How to complete this task:
Where in the records does the word "Patch" appear? Copy each line that holds it.

(Dataset rows describing interfaces)
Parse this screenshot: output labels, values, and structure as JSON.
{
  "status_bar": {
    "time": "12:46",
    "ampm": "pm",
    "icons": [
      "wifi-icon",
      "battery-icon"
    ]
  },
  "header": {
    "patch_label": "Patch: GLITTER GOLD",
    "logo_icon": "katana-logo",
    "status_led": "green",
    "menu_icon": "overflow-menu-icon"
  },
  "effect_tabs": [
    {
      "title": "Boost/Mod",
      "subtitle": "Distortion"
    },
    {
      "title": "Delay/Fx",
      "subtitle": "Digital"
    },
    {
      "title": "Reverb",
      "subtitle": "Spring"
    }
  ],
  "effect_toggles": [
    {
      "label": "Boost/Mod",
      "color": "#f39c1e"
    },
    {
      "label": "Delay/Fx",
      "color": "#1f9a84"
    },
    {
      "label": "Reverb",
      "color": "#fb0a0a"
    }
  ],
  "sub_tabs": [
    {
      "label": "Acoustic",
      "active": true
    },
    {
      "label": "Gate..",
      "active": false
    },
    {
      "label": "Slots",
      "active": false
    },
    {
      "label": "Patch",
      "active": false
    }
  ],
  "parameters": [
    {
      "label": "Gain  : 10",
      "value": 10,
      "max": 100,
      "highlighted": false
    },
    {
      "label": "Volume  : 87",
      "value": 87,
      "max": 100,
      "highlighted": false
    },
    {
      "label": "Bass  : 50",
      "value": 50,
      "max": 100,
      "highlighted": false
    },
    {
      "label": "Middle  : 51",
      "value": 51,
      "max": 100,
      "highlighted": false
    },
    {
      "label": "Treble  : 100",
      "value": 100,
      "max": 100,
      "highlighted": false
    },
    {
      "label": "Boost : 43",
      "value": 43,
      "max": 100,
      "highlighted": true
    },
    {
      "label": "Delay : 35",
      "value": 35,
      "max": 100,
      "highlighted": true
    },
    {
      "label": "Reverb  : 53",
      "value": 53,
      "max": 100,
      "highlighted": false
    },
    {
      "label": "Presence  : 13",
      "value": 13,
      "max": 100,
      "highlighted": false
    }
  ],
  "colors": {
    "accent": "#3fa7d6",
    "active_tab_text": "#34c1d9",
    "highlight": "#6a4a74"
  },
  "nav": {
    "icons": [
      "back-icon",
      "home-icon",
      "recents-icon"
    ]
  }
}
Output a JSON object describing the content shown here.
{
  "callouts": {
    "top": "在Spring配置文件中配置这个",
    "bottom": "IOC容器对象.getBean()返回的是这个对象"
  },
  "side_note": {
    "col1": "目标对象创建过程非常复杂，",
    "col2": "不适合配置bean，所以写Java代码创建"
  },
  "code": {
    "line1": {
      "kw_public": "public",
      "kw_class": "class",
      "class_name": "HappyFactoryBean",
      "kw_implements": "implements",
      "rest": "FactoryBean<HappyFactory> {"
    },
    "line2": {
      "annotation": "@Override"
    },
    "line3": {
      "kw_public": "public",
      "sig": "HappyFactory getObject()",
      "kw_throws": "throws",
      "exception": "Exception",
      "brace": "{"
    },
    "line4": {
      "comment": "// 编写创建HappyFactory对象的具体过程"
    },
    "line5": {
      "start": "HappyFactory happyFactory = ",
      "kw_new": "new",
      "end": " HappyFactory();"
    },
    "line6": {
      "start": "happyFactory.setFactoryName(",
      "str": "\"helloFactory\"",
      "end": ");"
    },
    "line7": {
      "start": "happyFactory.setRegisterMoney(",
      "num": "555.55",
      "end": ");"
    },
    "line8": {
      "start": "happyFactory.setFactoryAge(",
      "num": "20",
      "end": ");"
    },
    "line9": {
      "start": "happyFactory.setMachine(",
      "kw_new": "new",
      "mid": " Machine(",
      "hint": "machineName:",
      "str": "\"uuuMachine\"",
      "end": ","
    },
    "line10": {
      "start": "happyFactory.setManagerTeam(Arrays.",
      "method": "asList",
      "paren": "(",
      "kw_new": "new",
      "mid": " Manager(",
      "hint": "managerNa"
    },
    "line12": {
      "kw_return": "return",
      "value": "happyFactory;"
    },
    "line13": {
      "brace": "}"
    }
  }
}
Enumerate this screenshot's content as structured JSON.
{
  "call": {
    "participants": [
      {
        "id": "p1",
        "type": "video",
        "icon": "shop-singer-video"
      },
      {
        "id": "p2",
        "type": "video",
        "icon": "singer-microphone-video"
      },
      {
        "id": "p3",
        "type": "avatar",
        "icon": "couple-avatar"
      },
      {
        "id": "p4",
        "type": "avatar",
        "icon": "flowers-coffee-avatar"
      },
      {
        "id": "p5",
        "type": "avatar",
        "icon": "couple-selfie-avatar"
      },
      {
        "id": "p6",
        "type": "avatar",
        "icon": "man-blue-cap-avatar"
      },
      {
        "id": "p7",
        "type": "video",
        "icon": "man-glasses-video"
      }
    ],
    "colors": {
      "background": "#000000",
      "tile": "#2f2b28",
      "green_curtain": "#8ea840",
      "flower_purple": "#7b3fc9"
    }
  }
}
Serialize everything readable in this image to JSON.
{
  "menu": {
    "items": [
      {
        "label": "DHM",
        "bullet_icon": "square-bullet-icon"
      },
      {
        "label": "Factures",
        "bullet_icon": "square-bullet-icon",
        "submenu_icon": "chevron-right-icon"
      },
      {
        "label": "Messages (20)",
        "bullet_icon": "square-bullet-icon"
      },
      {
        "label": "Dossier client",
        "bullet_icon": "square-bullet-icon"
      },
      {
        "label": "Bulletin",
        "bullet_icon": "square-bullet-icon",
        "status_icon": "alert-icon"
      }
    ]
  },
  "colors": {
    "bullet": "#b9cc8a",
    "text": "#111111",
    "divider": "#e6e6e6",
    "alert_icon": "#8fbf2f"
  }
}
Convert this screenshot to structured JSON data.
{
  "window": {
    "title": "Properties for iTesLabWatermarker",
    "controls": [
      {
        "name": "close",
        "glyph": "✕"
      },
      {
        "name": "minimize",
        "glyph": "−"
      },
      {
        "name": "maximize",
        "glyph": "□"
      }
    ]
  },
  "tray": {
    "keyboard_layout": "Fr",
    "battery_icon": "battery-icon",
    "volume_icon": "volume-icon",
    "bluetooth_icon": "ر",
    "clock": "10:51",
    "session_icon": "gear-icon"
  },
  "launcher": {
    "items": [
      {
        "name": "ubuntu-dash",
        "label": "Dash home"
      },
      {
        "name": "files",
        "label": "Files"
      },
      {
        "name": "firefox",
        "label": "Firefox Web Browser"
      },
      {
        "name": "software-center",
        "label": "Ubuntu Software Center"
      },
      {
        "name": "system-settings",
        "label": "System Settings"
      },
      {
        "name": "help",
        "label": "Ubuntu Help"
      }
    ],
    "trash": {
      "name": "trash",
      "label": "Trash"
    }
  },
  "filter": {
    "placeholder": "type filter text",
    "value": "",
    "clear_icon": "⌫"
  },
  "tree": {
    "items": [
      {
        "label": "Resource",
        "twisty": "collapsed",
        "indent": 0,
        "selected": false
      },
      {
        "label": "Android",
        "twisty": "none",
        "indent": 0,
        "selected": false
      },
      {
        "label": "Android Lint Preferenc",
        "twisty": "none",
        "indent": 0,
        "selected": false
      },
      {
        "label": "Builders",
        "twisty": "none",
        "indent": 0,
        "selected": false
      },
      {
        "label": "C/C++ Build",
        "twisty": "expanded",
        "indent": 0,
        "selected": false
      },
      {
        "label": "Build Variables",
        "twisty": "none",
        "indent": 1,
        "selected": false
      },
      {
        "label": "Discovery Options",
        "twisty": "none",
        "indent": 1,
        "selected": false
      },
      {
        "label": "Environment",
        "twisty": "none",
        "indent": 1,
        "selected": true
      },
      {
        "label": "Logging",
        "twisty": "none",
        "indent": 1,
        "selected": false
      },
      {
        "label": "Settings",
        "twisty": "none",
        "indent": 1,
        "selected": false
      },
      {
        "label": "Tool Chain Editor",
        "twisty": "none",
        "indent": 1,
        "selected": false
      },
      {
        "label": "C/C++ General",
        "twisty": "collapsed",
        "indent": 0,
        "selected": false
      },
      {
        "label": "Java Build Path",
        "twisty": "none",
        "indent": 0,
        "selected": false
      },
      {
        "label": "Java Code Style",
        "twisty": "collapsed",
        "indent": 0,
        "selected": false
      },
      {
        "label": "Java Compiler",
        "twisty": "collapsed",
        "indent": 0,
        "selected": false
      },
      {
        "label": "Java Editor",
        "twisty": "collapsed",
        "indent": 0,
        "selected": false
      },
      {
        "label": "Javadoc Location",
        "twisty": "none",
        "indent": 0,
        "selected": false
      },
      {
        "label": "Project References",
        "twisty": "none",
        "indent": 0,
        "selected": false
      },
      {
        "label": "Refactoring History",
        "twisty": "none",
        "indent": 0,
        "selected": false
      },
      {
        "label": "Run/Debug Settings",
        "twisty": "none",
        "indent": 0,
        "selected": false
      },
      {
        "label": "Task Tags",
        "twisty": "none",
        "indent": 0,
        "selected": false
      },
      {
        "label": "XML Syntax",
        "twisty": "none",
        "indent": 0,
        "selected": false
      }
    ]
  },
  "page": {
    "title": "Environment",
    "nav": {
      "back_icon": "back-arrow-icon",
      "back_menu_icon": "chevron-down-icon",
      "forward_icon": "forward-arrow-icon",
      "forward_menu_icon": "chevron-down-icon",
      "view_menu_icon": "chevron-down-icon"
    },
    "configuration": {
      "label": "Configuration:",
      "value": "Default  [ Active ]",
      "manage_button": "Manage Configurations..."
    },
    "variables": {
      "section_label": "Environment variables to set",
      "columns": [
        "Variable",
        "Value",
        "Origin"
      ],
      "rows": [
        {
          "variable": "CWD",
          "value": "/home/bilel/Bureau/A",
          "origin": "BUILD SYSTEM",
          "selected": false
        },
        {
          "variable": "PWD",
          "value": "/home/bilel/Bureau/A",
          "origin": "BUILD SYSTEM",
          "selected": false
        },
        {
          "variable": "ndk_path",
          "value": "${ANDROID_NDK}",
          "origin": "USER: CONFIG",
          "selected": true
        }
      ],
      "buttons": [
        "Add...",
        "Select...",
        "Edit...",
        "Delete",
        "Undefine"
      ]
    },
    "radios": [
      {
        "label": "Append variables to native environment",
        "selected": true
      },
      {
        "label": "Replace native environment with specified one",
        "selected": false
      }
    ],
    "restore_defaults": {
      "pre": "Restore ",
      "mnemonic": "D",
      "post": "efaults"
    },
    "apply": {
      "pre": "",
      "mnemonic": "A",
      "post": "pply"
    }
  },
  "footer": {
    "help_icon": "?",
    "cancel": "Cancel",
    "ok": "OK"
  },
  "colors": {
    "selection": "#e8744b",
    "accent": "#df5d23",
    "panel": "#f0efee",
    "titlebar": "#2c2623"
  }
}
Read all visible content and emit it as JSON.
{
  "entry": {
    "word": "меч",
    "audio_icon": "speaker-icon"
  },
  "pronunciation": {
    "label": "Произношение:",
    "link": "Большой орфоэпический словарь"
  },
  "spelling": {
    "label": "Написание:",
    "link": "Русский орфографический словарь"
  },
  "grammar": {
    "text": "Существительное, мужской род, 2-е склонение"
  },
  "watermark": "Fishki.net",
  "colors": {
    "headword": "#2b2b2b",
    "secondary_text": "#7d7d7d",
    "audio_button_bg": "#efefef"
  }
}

Output:
    "patch_label": "Patch: GLITTER GOLD",
      "label": "Patch",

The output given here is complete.